Ministry of Environment participates in 'Beat Plastic Pollution' Environment Day


Ministry of Environment participates in 'Beat Plastic Pollution' Environment Day

Naysan Sahba, director of the UN Environment Program's Division of Communications and Public Information, said India is "very active" in tackling issues related to environmental pollution.

"The theme for this year's World Environment Day - Beat Plastic Pollution - calls on all of us to make changes in our lives that help eliminate plastic waste and pollution, and protect our planet". Plastic in oceans is likely to outweigh fishes by 2050.

"When it comes to plastic pollution, Brits are mad as hell and they're not going to take it anymore". He talked about environmental friendly steps taken by Engro in Thar and said that nature has to be preserved, which can only be done as a collaborative effort from all.

"It is estimated that the total volume of all plastics ever produced is about 8.3 billion metric tonnes, of this, about 6.3 billion metric tonnes is now waste-80 per cent of which are in landfills, and in the natural environment" he stated.

"They also hold no value post use so are not attractive to those companies who are purchasing and re-using used plastic", she said. The theme for 2018 is "Beat Plastic Pollution".

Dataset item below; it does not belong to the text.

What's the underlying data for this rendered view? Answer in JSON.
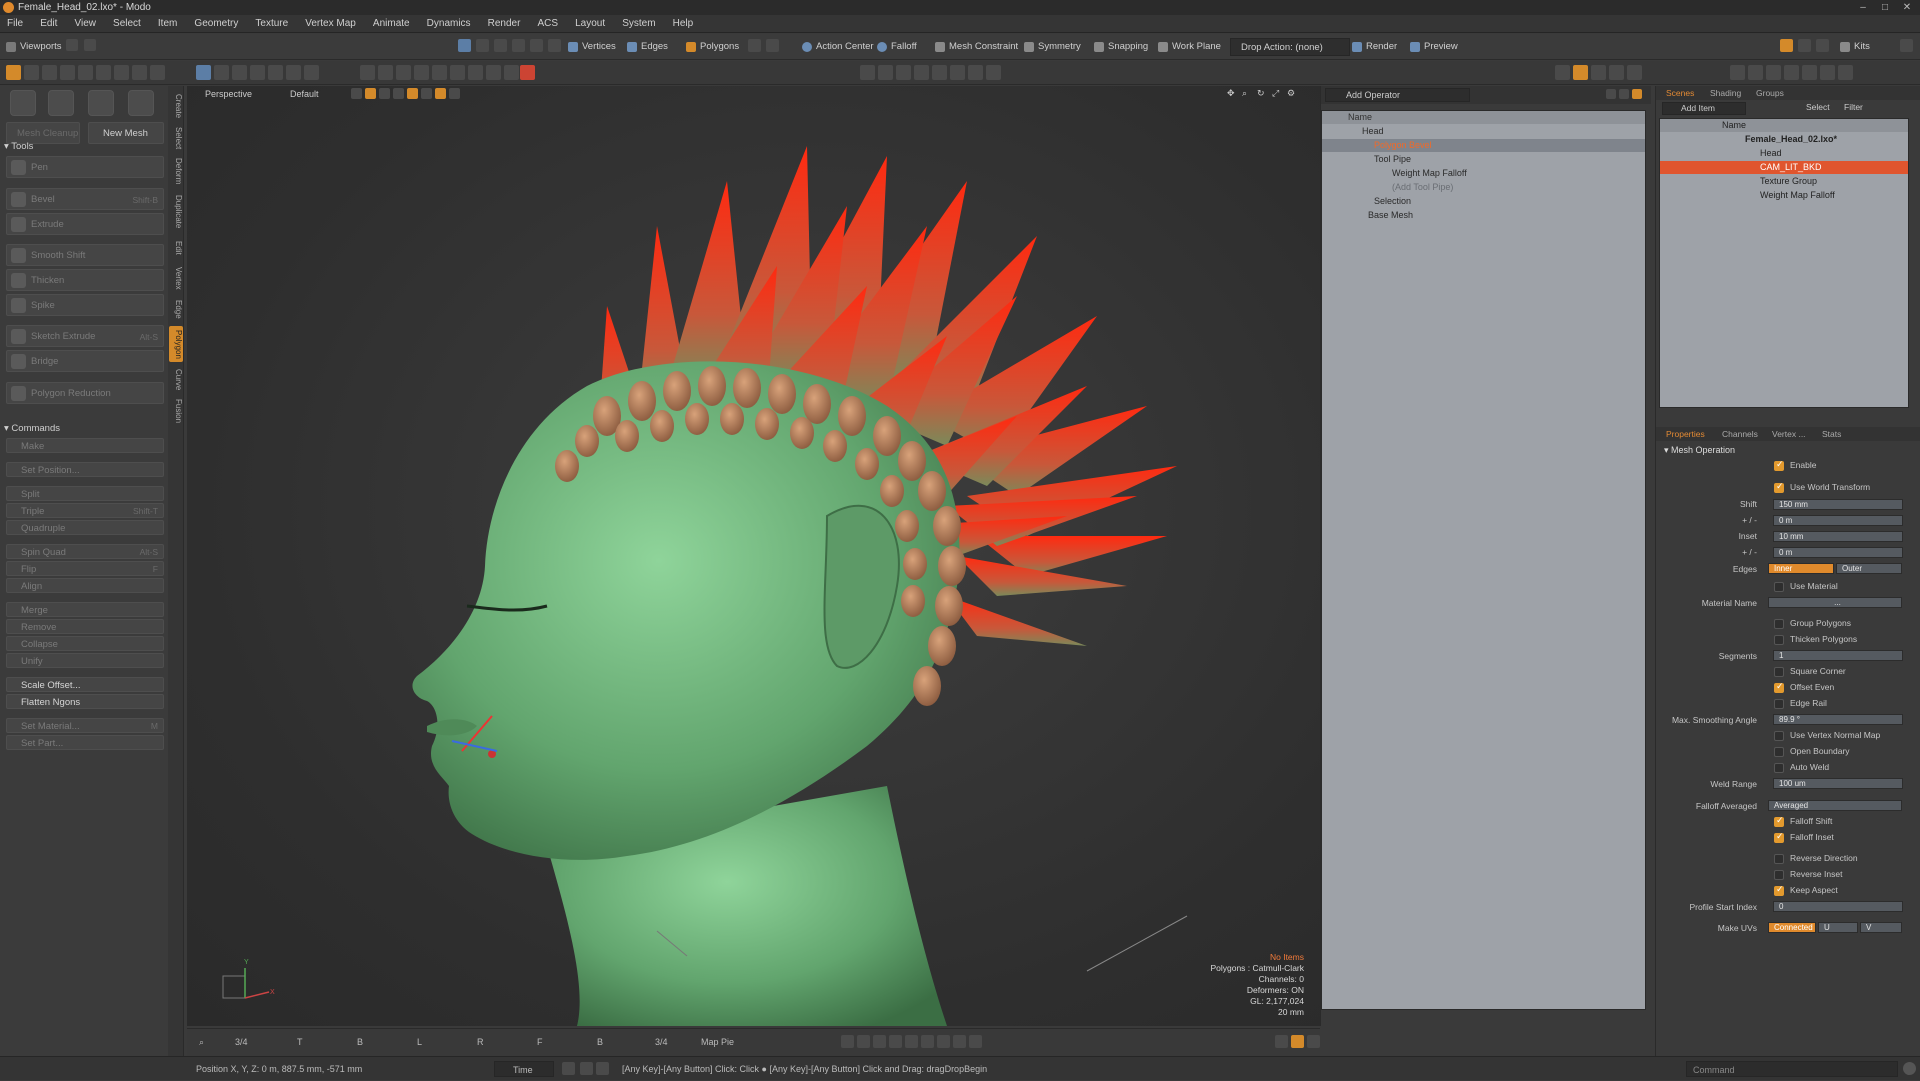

The Day has been celebrated across the world to raise awareness on current and emerging environmental issues such as pollution, overpopulation, biodiversity conservation, global warming, among others.

Plastic bags don't biodegrade, they photodegrade i.e. breaking down into smaller and smaller toxic bits contaminating soil and waterways and entering the food web when animals accidentally ingest them.

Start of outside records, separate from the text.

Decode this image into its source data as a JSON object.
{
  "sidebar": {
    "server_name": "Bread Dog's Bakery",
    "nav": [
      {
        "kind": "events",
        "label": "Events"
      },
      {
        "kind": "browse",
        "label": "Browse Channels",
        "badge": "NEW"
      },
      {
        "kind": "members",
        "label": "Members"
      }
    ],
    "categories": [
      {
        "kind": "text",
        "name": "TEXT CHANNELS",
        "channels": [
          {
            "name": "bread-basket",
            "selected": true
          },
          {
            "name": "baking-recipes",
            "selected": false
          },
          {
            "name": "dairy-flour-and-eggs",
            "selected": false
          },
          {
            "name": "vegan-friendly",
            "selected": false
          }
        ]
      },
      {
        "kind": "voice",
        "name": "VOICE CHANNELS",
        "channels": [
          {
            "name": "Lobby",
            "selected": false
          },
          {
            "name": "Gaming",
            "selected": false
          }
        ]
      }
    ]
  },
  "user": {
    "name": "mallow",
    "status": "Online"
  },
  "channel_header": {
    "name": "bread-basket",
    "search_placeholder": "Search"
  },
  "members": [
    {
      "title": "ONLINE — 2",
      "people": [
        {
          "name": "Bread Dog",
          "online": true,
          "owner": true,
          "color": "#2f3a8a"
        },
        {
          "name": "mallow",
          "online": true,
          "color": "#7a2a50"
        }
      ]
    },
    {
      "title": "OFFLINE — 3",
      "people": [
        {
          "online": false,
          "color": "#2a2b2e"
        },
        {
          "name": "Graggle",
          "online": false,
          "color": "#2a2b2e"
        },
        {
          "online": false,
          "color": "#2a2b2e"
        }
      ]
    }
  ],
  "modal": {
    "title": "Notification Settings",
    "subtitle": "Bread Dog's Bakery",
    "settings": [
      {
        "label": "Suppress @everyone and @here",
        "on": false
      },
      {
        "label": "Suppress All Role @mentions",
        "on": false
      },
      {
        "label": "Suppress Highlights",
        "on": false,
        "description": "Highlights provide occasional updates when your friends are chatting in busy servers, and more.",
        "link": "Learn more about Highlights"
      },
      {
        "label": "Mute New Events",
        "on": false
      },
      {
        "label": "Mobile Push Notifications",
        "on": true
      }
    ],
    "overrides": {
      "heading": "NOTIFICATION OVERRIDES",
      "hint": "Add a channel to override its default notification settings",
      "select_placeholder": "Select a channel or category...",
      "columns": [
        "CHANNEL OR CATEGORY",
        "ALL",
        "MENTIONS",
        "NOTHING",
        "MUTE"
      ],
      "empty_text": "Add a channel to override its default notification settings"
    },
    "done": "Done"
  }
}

He said, India is already the 5th largest producer of Solar energy in the World and it is also the 6th largest producer of renewable energy in the World. Events began Friday, with high-profile Indian politicians speaking out on the increasing damage plastics are doing to the environment and the country's beaches.

Imran Sabir from Sepa said that people should stop the use of one-time plastic commodities, such as straws and cups, which would create a huge positive impact.

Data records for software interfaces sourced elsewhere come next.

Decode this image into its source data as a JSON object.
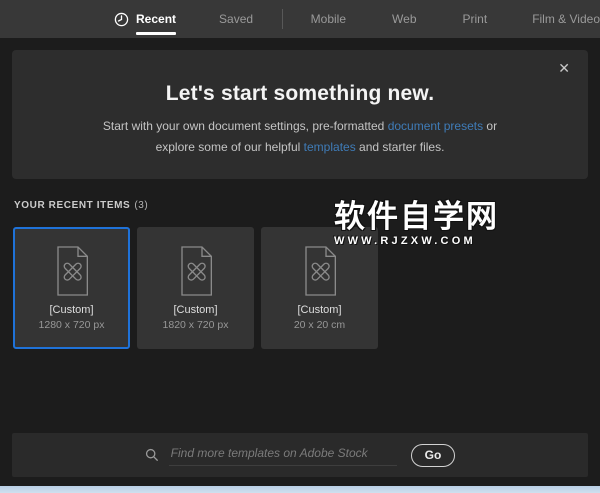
{
  "tabs": {
    "items": [
      {
        "label": "Recent",
        "active": true
      },
      {
        "label": "Saved",
        "active": false
      },
      {
        "label": "Mobile",
        "active": false
      },
      {
        "label": "Web",
        "active": false
      },
      {
        "label": "Print",
        "active": false
      },
      {
        "label": "Film & Video",
        "active": false
      }
    ]
  },
  "banner": {
    "title": "Let's start something new.",
    "subtitle": {
      "before_link1": "Start with your own document settings, pre-formatted ",
      "link1": "document presets",
      "between_links": " or explore some of our helpful ",
      "link2": "templates",
      "after_link2": " and starter files."
    },
    "close_glyph": "✕"
  },
  "recent_section": {
    "label": "YOUR RECENT ITEMS",
    "count": "(3)",
    "items": [
      {
        "name": "[Custom]",
        "dimensions": "1280 x 720 px",
        "selected": true
      },
      {
        "name": "[Custom]",
        "dimensions": "1820 x 720 px",
        "selected": false
      },
      {
        "name": "[Custom]",
        "dimensions": "20 x 20 cm",
        "selected": false
      }
    ]
  },
  "watermark": {
    "line1": "软件自学网",
    "line2": "WWW.RJZXW.COM"
  },
  "search": {
    "placeholder": "Find more templates on Adobe Stock",
    "go_label": "Go"
  },
  "colors": {
    "selection_blue": "#1f72d8",
    "link_blue": "#3f7cb8",
    "bottom_strip": "#cfe0ef"
  }
}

Through the case studies researchers found that targeted levies and bans, where properly planned and enforced, have been among the most effective strategies to limit overuse of disposable plastic products. Mr Modi mentioned that the per-capita plastic consumption in India is much lower than any part of the developed world. In line with resolutions taken at the UN General Assembly (UNGA) and UN Environmental Assembly (UNEA), the Study showed that only 21% of plastic waste is recycled.

President Ram Nath Kovind, Vice President M Venkaiah Naidu and Prime Minister Narendra Modi on Tuesday urged people to reaffirm the commitment to a cleaner and sustainable planet and pledge to beat the plastic pollution.